When Did Valentine’s Day Become About Love? 

While there are rich tapestries of history behind this celebration that stem back to the early Roman Empire, the connection between Valentine’s Day and love may be a bit more modern. Most people credit Chaucer with the addition of romantic love into the canon. 

His poem, “The Parliament of Foules,” is often thought to be the most significant reason why we celebrate our undying love on February 14th. It says (in Old English) that this day is the day when birds choose their mates. 

This was all the encouragement that many modern people needed to consider this day, already associated with fertility, as a day of love. Whether you believe in the idea of Valentine’s secret weddings, the fertility festival of Lupercalia, or the more romantic rendition of Chaucer’s poem, Valentine’s Day is steeped in history. 

Do Christians Celebrate Valentine’s Day? 

While the jury may be out on the exact origins of the heart shapes and love arrows we now associate with Valentine’s Day, it begs the question: is it a secular holiday or is Valentine’s Day Christian? 

Whether you choose to celebrate the Christian saint who gave up his life for the early church or not depends on your vantage point. Some still celebrate the lives of saints who have been martyred for their bold proclamation of the Gospel. If this is still your intention, then there may be no better way to celebrate the day. 

Many people simply want to acknowledge their affection for a significant other — and the greeting card companies rejoice! There’s nothing wrong with using February 14th as an opportunity to tell your loved ones how much they mean to you. 

Just keep in mind that you should share your love with them daily instead of just on these major holidays!

Valentine’s Day and Our Little Roses

This holiday doesn’t necessarily have to be about romantic love and elaborate wedding proposals. Instead, it can include love of all kinds, as Saint Valentine would likely have wanted. 

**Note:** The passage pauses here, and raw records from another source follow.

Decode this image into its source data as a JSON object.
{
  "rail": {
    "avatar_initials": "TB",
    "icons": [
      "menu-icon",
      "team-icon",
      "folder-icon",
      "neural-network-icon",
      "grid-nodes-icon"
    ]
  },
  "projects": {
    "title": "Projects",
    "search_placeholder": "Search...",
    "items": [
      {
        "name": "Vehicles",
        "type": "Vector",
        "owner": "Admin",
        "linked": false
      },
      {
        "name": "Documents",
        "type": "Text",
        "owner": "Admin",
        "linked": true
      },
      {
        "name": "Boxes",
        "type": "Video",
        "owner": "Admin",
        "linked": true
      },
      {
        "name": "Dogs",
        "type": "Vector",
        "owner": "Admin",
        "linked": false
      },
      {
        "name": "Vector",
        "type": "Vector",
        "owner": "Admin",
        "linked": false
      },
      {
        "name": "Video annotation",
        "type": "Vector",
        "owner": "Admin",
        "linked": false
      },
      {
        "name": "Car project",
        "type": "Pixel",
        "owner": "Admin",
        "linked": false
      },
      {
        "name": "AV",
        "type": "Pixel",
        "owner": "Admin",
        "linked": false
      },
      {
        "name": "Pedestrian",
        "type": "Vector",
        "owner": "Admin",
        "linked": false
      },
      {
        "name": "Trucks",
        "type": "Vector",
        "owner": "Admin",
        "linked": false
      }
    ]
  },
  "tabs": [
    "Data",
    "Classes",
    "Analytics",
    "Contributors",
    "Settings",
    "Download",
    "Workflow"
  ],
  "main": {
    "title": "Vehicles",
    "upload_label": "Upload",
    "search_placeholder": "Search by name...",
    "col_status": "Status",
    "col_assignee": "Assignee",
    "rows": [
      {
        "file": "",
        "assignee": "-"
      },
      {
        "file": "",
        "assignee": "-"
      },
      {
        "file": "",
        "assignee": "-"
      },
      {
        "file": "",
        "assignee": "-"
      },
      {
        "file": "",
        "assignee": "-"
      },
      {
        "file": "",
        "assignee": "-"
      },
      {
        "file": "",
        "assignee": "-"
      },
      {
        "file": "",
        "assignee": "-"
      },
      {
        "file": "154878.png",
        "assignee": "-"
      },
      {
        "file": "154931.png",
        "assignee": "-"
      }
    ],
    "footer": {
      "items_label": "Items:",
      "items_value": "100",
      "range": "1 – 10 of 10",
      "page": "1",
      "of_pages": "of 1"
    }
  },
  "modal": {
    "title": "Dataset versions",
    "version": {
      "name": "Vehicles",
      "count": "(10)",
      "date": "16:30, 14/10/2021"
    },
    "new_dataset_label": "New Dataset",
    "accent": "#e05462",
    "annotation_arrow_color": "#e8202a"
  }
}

It may also be a great time to consider expanding your circle of love to include the girls at Our Little Roses. Valentine’s Day could be the driving force you need to demonstrate Christ’s love and give generously toward sharing that love with our girls. 

You can donate now and become a part of the Our Little Roses family by sponsoring a young girl. Your donation acts to empower her through the gift of education, breaking generational chains that have historically held these girls back. Join us in the tremendous work that we are doing to create a brighter future for the girls in our care.